━━ Dataset ━━

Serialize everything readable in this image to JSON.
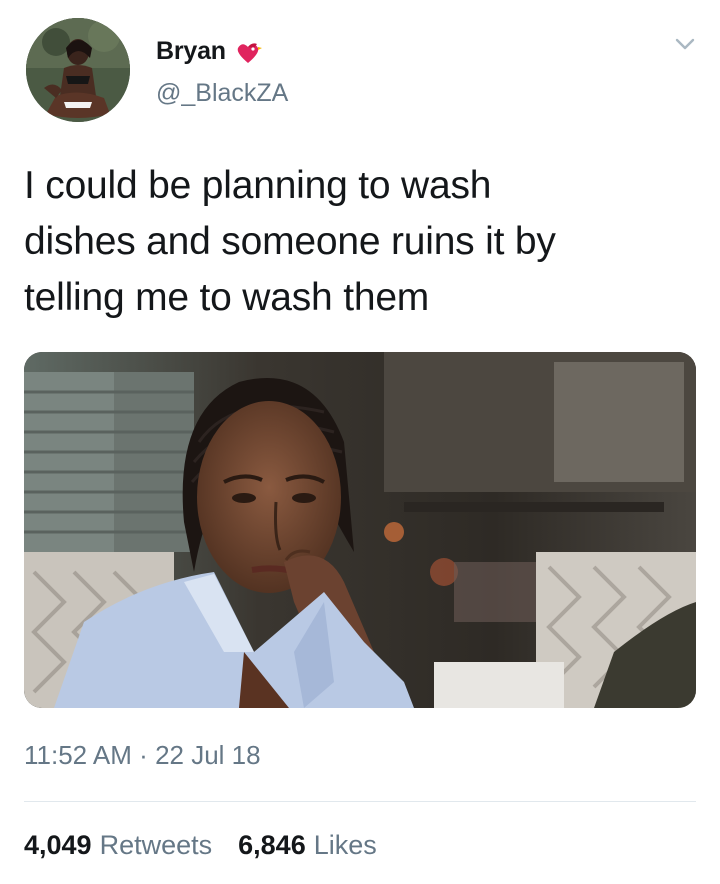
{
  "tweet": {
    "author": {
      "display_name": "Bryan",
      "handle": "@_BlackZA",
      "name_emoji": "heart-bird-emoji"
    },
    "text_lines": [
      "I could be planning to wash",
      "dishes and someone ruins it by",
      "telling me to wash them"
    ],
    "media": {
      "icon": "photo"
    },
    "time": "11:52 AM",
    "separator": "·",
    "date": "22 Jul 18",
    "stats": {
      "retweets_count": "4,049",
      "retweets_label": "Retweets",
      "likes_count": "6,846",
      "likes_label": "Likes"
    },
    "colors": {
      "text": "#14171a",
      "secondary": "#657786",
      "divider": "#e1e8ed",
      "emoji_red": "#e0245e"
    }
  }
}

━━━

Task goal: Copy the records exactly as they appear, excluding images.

Task output:
Serialize everything readable in this image to JSON.
{
  "tweet": {
    "author": {
      "display_name": "Bryan",
      "handle": "@_BlackZA",
      "name_emoji": "heart-bird-emoji"
    },
    "text_lines": [
      "I could be planning to wash",
      "dishes and someone ruins it by",
      "telling me to wash them"
    ],
    "media": {
      "icon": "photo"
    },
    "time": "11:52 AM",
    "separator": "·",
    "date": "22 Jul 18",
    "stats": {
      "retweets_count": "4,049",
      "retweets_label": "Retweets",
      "likes_count": "6,846",
      "likes_label": "Likes"
    },
    "colors": {
      "text": "#14171a",
      "secondary": "#657786",
      "divider": "#e1e8ed",
      "emoji_red": "#e0245e"
    }
  }
}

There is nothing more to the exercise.